[ASSIGNMENT]: How many lines of these entries hold the string "Master"? Reply with the number alone.

_ _ _

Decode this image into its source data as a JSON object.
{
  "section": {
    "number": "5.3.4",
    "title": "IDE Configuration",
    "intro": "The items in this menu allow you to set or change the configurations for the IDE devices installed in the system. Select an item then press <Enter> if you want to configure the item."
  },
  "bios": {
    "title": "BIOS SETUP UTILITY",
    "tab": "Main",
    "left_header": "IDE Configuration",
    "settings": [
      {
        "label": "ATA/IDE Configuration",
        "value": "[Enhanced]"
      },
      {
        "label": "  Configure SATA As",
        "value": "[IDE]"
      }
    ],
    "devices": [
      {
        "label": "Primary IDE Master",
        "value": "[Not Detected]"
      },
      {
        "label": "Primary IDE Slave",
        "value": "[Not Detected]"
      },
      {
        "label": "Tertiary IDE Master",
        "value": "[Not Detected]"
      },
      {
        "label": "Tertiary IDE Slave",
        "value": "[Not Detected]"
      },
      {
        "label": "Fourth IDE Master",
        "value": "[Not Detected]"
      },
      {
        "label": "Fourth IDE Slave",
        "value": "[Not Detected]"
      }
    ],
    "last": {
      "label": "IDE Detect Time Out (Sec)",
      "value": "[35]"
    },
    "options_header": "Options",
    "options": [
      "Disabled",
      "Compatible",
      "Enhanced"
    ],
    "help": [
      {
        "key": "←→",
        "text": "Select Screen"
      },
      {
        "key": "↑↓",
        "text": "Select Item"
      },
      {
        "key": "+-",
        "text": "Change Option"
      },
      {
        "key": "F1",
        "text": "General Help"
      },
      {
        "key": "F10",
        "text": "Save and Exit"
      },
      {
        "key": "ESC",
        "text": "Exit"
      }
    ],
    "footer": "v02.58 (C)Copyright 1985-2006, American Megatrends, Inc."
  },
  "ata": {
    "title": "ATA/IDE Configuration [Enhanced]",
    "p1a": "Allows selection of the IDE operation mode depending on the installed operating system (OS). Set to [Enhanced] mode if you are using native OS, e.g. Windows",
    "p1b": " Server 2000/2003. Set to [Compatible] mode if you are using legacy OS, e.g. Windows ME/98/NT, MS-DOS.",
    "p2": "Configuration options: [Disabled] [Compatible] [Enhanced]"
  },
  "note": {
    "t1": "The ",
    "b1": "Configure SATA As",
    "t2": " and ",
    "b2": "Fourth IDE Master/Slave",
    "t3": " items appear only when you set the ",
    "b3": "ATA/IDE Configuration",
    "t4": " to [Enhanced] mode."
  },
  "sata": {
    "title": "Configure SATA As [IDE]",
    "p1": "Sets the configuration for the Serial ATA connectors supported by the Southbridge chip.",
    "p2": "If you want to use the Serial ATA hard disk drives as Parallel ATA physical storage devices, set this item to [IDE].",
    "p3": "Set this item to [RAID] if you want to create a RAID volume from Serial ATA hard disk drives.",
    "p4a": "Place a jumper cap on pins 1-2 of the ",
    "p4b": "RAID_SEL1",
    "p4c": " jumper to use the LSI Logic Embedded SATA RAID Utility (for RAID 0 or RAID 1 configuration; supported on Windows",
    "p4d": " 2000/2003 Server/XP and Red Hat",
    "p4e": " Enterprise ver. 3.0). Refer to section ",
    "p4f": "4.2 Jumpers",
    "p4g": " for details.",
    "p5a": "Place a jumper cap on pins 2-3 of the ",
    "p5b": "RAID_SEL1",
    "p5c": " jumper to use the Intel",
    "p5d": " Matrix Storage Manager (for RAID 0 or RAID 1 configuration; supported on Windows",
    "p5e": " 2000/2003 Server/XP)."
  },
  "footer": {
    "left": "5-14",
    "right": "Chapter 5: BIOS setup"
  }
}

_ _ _

[EXERCISE RESPONSE]: 4